The Charity Commission, the independent regulator of charities in England and Wales, is today launching a three-month consultation on its revised public benefit guidance for all charities.
The revised guidance explains what the public benefit requirement means and sets out what all charity trustees need to know to make sure that they are running their charity for the public benefit. The guidance is presented in a new online format on the Commission's website, making it easier for trustees to select the parts of the guidance relevant to their charities. The Commission is keen to hear trustees' views on this new format as a possible model for other Commission guidance in the future.
The guidance explains that for an organisation to be a charity its purposes, which set out what it can do, have to be only those that the law recognises can be charitable and which are for the public benefit. It explains that demonstrating public benefit means showing who benefits from the charity's purposes, and what the benefits are. The guidance also more clearly explains what charity trustees' public benefit duties are, namely:
The guidance indicates what forms part of the Commission's public benefit guidance to which trustees are required by law to have regard, and what is additional explanatory information. The guidance is the minimum that charity trustees need to know about public benefit. It is not intended to answer every public benefit question.
The guidance covers a number of areas, including:
Respondents will be able to post responses and comments on the guidance as the consultation goes along on a blog, allowing real time feedback during the consultation, as well as submitting any formal responses. The Commission would like to have comments from trustees on both the content of the guidance and the new online format and layout.
Dame Suzi Leather, Chair of the Charity Commission said;
“Public benefit is the defining characteristic of charity but is a far from simple concept.

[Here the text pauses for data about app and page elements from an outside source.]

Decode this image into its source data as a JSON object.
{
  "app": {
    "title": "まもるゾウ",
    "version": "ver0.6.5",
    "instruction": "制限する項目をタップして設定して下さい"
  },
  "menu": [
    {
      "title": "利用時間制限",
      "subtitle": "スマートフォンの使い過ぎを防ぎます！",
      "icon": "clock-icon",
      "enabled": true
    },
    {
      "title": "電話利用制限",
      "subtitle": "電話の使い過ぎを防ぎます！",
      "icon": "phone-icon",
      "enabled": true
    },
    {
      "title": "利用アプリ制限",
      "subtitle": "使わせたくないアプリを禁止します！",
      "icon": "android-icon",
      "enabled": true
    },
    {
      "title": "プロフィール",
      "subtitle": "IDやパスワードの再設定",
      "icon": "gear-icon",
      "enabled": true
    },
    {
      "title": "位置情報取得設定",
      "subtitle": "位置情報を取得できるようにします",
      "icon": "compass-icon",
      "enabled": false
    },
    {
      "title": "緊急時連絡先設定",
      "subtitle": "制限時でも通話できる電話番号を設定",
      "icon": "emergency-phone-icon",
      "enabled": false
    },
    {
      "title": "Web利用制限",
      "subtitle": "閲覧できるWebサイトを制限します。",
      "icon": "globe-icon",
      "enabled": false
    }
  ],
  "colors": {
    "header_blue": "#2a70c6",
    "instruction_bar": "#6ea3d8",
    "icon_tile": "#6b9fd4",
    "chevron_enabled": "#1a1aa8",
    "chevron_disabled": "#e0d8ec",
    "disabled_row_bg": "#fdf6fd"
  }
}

We have worked hard to write guidance that accurately reflects the law but is accessible for a charity trustee who just wants to know what to think about when making decisions that might affect their charity's public benefit. We hope the online format will make this easier. We invite comments on both the form and content of the revised guidance and also hope that the consultation blog will enable real time responses to views expressed.”
The Commission has a responsibility to provide guidance to trustees and raise awareness of the public benefit requirement. The new guidance will replace the existing public benefit guidance and supplementary fee-charging guidance. The Commission's supplementary guidance on advancing religion, advancing education and relieving and preventing poverty will be reviewed in the light of this consultation. The Commission has also published its legal analysis of public benefit for comment.
The revised guidance takes into account relevant legislative changes since it was first produced in 2008, including the introduction of the Charities Act 2011, the Equalities Act 2010 and relevant judgments of the Tribunal and Upper Tribunal. The consultation process will also take account of Lord Hodgson's Review of the Charities Act once published.
See the consultation blog for further information. The consultation will close on 26 September 2012.
Q1. What should trustees do in the meantime?
A: Trustees should continue to follow the existing amended guidance on the Commission's website, and the Q and A for trustees.
Q2. What has changed in the guidance?
A: The main change is that we have re-written the guidance in an entirely new format. In doing that, we have updated the guidance to reflect changes in legislation since the guidance was first published in 2008, which includes the Equalities Act 2010, the Charities Act 2011 and relevant decisions of the Tribunal and Upper Tribunal. We have also incorporated guidance for fee-charging charities into this guidance, rather than having a separate document.
Q3. What does this mean for fee-charging charities?
The main sections of the guidance which cover who benefits, and any restrictions on who benefits is covered under section 2 - Restricting who benefits. This section reflects the decision of the Upper Tribunal in October 2011.
Q4. The guidance doesn't appear to define what it means for trustees 'to ensure that the poor can benefit in a way that is more than minimal or tokenistic'.
This is covered in paragraphs 215 & 222 of the Upper Tribunal Judgment. The Upper Tribunal decision explains that trustees must decide for themselves how their charity provides for the poor, acting fairly in the interests of all beneficiaries and taking into account the circumstances of their charity. [paras 217, 220]
For further information please contact the Charity Commission Press office.
1. Information on the Upper Tribunal's decision can be found on the Commission's website.
2. The Charity Commission is the independent regulator of charities in England and Wales. See www.charitycommission.gov.uk for further information.
3. Our Vision is: 'Charities you can support with confidence'; our mission is to be the independent regulator of charities in England and Wales, acting in the public's interest to ensure that;
4. The Charity Commission Media Information Centre, available on the Commission's website, provides useful and relevant background information specifically for journalists, particularly in relation to issues that regularly attract press interest.
5. There are over 160,000 registered charities, some of which have similar names or working names. To avoid confusion, each registered charity can be identified by its individual registration number, which can be checked on the Register of Charities.
Top of page
© 2012 Crown Copyright Copyright Notice | Disclaimer and Privacy Statement | Cookies